For 15 years, I had been exposed to daily frustration and humiliation of my Palestinian colleagues in the West Bank and Gaza.  My friends were elite.  People’s experience is much worse.  Daily humiliation was accelerating their hatred, and obvious economic disparity between two peoples were driving people to desperation.  If the State of Israel is to continue, the relationship has to begin to move towards opposite direction: towards reconciliation, friendship and good will.  It may be too late.  During the early stage of the second Intifada in the 1990′s, some Israeli left leaning pundits already started to predict “One State” solution in despair.  They predicted that such a state will result in the end of Jewish state.  Demography always shows that less wealthy group eventually takes over the more wealthy one eventually.  It’s an “apartheid” system that never succeeds.

When I began my annual trip to Israel-Palestine during the eighties, Jewish settlements still had a population of less than 100,000.  However many people said that when the settlers’ number exceeded 100,000, it would be a de-facto annexation.  Now the settler population is about 300,000.  Only a determined denier hopes for a bright future for the Jewish State.  I cry for Israel.

Respectable language is more effective than insult

RESPECTABLE LANGUAGE IS MORE EFFECTIVE

Print media are in a survival mode under the onslaught of digital technology.  So I am happy to see its participatory nature of the page called “Roasted and Toasted” of the Lethbridge Herald. People write a few lines anonymously about their appreciations and complains.  It is popular.   However, I don’t like anonymous rude comments made of others.  It is not only aggravating but also useless.  When an offensive word is thrown at me, my immediate reaction is to stop hearing.   Rudeness stokes resentment and entrenches resolve.

 

Words have become cheaper nowadays, even meaningless.  But they could be deadly: verbal insults provoked men to kill each other in duels; heretics were burnt at stake because their language did not conform to the doctrine.  Prohibiting their language, Canada nearly destroyed First Nations by rejecting their identity and dignity.  Language represents not only culture and tradition but also the person’s identity.  Hence, words can destroy people.  Then why some of us are so quick to call names?  We can learn a lot from societies that are still in a state before the age of advanced technology and ubiquitous advertisement.  They may be backward in technology, but could be more civilized in humanity.

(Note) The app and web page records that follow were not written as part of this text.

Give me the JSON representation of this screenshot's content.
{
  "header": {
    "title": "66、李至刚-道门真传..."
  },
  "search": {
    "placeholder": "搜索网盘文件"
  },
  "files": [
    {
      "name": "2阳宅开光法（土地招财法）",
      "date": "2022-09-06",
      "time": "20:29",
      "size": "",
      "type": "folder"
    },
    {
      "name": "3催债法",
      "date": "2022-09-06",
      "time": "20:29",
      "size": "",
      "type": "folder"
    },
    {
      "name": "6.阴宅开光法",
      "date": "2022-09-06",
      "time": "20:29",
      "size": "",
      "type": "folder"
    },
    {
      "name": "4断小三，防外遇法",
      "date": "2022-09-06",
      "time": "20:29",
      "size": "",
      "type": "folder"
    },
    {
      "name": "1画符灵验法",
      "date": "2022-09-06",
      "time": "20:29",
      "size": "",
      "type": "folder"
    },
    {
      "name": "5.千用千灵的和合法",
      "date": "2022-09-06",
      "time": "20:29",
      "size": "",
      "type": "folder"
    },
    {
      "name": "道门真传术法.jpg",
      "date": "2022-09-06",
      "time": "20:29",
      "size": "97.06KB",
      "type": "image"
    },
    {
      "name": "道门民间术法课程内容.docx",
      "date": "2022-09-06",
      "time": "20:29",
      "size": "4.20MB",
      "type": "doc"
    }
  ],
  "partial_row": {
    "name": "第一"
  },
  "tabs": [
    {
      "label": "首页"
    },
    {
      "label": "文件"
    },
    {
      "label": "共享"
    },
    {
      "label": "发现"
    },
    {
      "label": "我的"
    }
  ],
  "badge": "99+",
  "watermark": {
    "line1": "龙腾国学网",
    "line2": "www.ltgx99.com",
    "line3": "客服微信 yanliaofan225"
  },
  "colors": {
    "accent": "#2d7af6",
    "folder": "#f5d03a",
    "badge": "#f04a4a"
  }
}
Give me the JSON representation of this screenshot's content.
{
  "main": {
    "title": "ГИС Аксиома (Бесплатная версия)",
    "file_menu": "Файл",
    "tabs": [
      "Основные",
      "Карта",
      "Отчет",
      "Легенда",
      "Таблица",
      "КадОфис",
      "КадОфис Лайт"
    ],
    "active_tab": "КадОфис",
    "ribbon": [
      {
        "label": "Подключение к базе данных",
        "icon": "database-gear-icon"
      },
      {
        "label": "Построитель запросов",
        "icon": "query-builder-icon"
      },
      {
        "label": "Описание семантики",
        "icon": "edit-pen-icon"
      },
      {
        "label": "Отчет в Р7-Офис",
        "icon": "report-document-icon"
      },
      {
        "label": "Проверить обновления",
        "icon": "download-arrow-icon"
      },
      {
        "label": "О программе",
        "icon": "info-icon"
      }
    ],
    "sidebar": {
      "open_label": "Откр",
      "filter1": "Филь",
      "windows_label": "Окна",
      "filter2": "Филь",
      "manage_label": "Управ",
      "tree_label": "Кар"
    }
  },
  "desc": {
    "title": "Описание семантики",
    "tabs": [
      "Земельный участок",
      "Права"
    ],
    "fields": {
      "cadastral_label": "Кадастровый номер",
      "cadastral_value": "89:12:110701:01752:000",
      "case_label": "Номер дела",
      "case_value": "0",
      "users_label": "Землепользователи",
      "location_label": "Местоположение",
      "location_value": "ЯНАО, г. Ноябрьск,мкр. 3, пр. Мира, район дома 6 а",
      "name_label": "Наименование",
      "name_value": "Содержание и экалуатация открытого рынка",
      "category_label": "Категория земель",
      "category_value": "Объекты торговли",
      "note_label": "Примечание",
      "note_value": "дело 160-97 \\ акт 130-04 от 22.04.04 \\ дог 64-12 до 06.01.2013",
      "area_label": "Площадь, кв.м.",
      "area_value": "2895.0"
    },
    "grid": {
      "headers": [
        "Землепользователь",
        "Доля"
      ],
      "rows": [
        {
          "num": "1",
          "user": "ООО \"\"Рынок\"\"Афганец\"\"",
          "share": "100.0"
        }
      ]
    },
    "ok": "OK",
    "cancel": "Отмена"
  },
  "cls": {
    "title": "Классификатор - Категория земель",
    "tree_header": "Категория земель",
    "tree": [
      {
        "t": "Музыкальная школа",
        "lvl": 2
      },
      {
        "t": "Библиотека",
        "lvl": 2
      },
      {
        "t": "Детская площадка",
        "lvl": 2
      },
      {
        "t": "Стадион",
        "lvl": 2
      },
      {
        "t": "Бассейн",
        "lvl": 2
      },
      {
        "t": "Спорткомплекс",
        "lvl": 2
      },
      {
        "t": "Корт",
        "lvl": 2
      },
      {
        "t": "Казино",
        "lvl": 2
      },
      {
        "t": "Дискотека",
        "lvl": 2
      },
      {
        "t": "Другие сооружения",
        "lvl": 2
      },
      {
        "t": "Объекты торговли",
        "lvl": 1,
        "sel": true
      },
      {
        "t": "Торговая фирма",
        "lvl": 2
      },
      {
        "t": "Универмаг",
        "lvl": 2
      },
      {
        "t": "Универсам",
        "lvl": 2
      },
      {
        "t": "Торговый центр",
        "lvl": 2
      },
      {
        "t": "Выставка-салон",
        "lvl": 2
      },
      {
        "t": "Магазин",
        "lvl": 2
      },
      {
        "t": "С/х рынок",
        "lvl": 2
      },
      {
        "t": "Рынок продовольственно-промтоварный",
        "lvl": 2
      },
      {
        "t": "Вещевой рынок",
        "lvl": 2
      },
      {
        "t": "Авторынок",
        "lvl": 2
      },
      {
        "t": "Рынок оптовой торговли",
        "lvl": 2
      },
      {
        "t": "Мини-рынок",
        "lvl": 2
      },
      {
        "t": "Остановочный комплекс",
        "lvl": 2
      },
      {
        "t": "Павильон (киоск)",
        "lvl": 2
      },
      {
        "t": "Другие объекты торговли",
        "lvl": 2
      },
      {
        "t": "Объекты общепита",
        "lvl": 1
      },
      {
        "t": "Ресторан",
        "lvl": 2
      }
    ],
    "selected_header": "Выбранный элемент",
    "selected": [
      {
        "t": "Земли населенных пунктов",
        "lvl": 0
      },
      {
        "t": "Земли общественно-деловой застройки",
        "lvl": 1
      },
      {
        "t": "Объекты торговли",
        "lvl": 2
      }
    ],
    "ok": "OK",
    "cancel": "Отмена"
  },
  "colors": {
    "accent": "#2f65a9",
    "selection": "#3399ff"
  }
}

When I was doing double-duty as Dean of Students while teaching at an university in Africa, I came face to face with a culture that still recognized the importance of civility in language.  Once a student verbally insulted a woman behind the counter of the university cafeteria.  He was taken to the village court called Khotla.  The chief gave him a month in Jail.  So, he didn’t graduate that year.  Meanwhile, another student had a fight and stabbed a local boy with a non-life threatening injury.  The same chief sentenced him merely to six lashes.  Verbal Insult on an older person is a serious offence worse than a physical attack in Basotho culture.  An aging beggar is still addressed “Ntate” – “Sir.”

Today, words are even cheaper because of social media.   Law makers are the worst role models in language use.  I wish political parties stop personal attack-ads.  They don’t change minds: they only fortify already held prejudices.  Can we not be more civilized in what we say?   There are ways to be critical without being nasty or rude: respectful words could be more effective in communicating messages.